    Barnes' Notes on Hebrews 11:13

    These all died in faith - That is, those who had been just mentioned - Abraham, Isaac, Jacob, and Sarah. It was true of Abel and Noah also that they died in faith, but they are not included in "this" declaration, for the "promises" were not particularly entrusted to them, and if the word "these" be made to include them it must include Enoch also, who did not die at all. The phrase used here, "these all died in faith," does not mean that they died in the exercise or possession of religion, but more strictly that they died not having possessed what was the object of their faith. They had been looking for something future, which they did not obtain during their lifetime, and died believing that it would yet be theirs.

    Not having received the promises - That is, not having received the "fulfillment" of the promises; or "the promised blessings." The promises themselves they "had" received; compare Luke 24:49; Acts 1:4; Acts 2:39; Galatians 3:14, and Hebrews 11:33, Hebrews 11:39. In all these places the word "promise" is used by metonymy "for the thing promised."

    But having seen them afar off - Having seen that they would be fulfilled in future times; compare John 8:56. It is probable that the apostle here means that they saw "the entire fulfillment" of all that the promises embraced in the future - that is, the bestowment of the land of Canaan, the certainty of a numerous posterity, and of the entrance into the heavenly Canaan - the world of fixed and permanent rest. According to the reasoning of the apostle here the "promises" to which they trusted included all these things.And were persuaded of them - Had no doubt of their reality.

    And embraced them - This word implies more than our word "embrace" frequently does; that is, "to receive as true." It means properly "to draw to oneself;" and then to embrace as one does a friend from whom he has been separated. It then means to greet, salute, welcome, and here means a joyful greeting of those promises; or a pressing them to the heart as we do a friend. It was not a cold and formal reception of them, but a warm and hearty welcome. Such is the nature of true faith when it embraces the promises of salvation. No act of pressing a friend to the bosom is ever more warm and cordial.

    And confessed that they were strangers - Thus, Abraham said Genesis 23:4, "I am a stranger and a sojourner with you." That is, he regarded himself as a foreigner; as having no home and no possessions there. It was on this ground that he proposed to buy a burial-place of the sons of Heth.

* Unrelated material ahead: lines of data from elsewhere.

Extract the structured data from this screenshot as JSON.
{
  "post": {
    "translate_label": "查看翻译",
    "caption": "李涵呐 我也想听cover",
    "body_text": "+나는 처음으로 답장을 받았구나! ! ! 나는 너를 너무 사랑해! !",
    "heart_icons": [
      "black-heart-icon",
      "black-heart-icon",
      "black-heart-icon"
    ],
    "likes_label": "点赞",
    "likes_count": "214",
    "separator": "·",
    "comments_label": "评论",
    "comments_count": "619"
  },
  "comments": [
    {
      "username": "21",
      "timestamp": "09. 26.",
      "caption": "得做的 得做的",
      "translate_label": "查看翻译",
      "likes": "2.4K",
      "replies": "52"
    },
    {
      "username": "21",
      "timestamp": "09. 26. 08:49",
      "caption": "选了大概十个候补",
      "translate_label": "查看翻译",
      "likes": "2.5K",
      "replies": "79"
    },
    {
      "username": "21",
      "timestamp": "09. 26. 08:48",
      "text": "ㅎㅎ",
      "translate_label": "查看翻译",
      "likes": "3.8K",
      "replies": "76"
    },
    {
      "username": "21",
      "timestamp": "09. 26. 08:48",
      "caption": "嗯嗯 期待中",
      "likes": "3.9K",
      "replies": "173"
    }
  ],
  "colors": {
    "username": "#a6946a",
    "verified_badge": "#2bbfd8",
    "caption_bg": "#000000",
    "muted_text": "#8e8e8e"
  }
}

    And pilgrims - This is the word - παρεπίδημος parepidēmos - which is used by Abraham, as rendered by the Septuagint in Genesis 23:4, and which is translated "sojourner" there in the common English version. The word "pilgrim" means properly "a wanderer, a traveler," and particularly one who leaves his own country to visit a holy place. This sense does not quite suit the meaning here, or in Genesis 23:4. The Hebrew word - תּושׁב towshaab - means properly one who "dwells in a place," and particularly one who is a "mere" resident without the rights of a citizen. The Greek word means a "by-resident;" one who lives by another; or among a people not his own. This is the idea here. It is not that they confessed themselves to be wanderers; or that they had left their home to visit a holy place, but that they "resided" as mere sojourners in a, country that was not theirs. What might be their ultimate destination, or their purpose, is not implied in the meaning of the word. They were such as reside awhile among another people, but have no permanent home there.

    On the earth - The phrase used here - ἐπὶ τῆς γῆς epi tēs gēs - might mean merely on the land of Canaan, but the apostle evidently uses it in a larger sense as denoting the earth in general. There can be no doubt that this accords with the views which the patriarchs had - regarding themselves not only as strangers in the land of Canaan, but feeling that the same thing was true in reference to their whole residence upon the earth - that it was not their permanent home.

    Wesley's Notes on Hebrews 11:13

    11:13 All these - - Mentioned Heb 11:7 - 11. Died in faith - In death faith acts most vigorously. Not having received the promises - The promised blessings. Embraced - As one does a dear friend when he meets him.